    The record fully justifies the conclusions *398 that appellee would not have incurred the trouble and expense of securing a decision sustaining its contention in the litigation resulting in the issue of the patent in question, if appellee had known, before that litigation was begun, or while it was pending, that by reason of the existence of the right asserted by appellant in this suit no substantial benefit would accrue to appellee from that decision, and that appellant's delay in asserting the claim which it now asserts was calculated to mislead appellee into incurring that trouble and expense, in the belief, justified by appellant's conduct, that, if McAfee was the inventor of the process in question, appellee as his assignee was the beneficial owner of that process.

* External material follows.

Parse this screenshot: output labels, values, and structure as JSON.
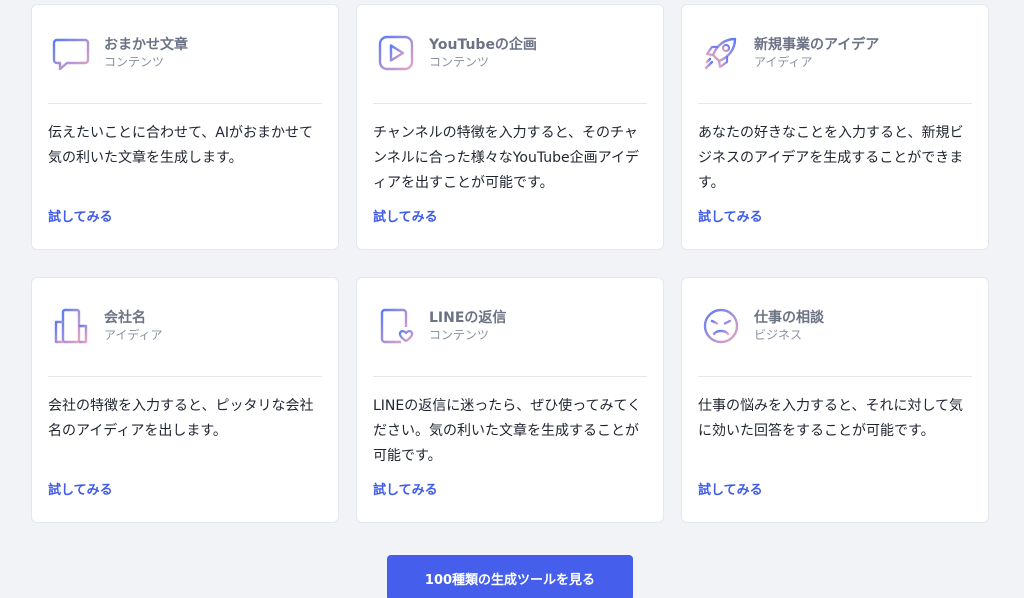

It does not appear from the record that, while the litigation as to priority of invention was pending, any authorized representative of the appellant had in mind the idea that, because of McAfee's relation to appellant when the invention was made, appellant was the beneficial owner of that invention, if McAfee, and not Gray, was the inventor. The circumstances of the failure of appellant, while that litigation was proceeding, to set up that it was the owner of the invention if McAfee was the inventor, are enough to indicate the improbability of the appellant then intending to base a claim of ownership on the ground relied on in this suit.

    It reasonably may be inferred or supposed that, if appellant or its authorized representative or representatives then believed that such a claim was sustainable, appellant would, instead of continuing to contest the claim of appellee that McAfee was the inventor, have set up the claim now made and offered evidence to support it, for the purpose of bringing to an end the then pending litigation by demonstrating its futility, so far as the adverse parties in charge of that litigation were concerned, by reason of the existence of a state of facts making it a matter of indifference to appellant whether Gray or McAfee was the inventor, and having the effect of depriving the appellee of any substantial benefit from a decision sustaining its contention that McAfee was the inventor. The circumstances of appellant's delay in disclosing the existence of the right now asserted were such that that delay had the effect of a concealment calculated to influence appellee to change its position in a way that was to its detriment, if the decision it was seeking to bring about could result in no material benefit to appellee.

    For reasons above indicated, we are of opinion that appellant's delay, in the circumstances disclosed, in making such claim as the one it seeks to enforce in this suit, had the effect of estopping it to assert and enforce that claim against appellee.

    The decree is affirmed.

    NOTES

    [1] 51 Ohio App. D. C. 184, 279 F. 176.

Document Info

DocketNumber: 4948

Citation Numbers: 26 F.2d 394

Judges: Walker, Bryan, and Foster, Circuit Judges

Filed Date: 5/23/1928

Precedential Status: Precedential

Modified Date: 4/6/2017

Cited By (15)

Thomas E. Sly v. United States , 220 F.2d 212 ( 1955 )

Insurance Company of North America v. Ozean/stinnes-Linien ... , 367 F.2d 224 ( 1966 )

g-h-jett-and-bart-b-chamberlain-jr-v-albert-barnes-zink-as , 474 F.2d 149 ( 1973 )

barbara-garcia-v-cecil-andrus-as-secretary-of-the-united-states , 692 F.2d 89 ( 1982 )

Sumner v. Michelin North America, Inc. , 966 F. Supp. 1567 ( 1997 )

CONTINENTAL ILL. NAT. BANK & TR. CO. v. Windham , 668 F. Supp. 578 ( 1987 )

Lebold v. Inland Steel Co. , 125 F.2d 369 ( 1941 )

USLife Corp. v. US Life Ins. Co. , 560 F. Supp. 1302 ( 1983 )

In Re Galerie Des Monnaies of Geneva, Ltd. , 55 B.R. 253 ( 1985 )

Pure Oil Co. v. Hyman , 95 F.2d 22 ( 1938 )

United States v. Dallas County Com'n , 548 F. Supp. 794 ( 1982 )

In Re Holiday Isles, Ltd. , 29 B.R. 827 ( 1983 )

In Re Montgomery , 80 B.R. 385 ( 1987 )

In Re Mitchell , 80 B.R. 372 ( 1987 )

In Re Point Wylie Co. , 78 B.R. 453 ( 1987 )

View All Citing Opinions »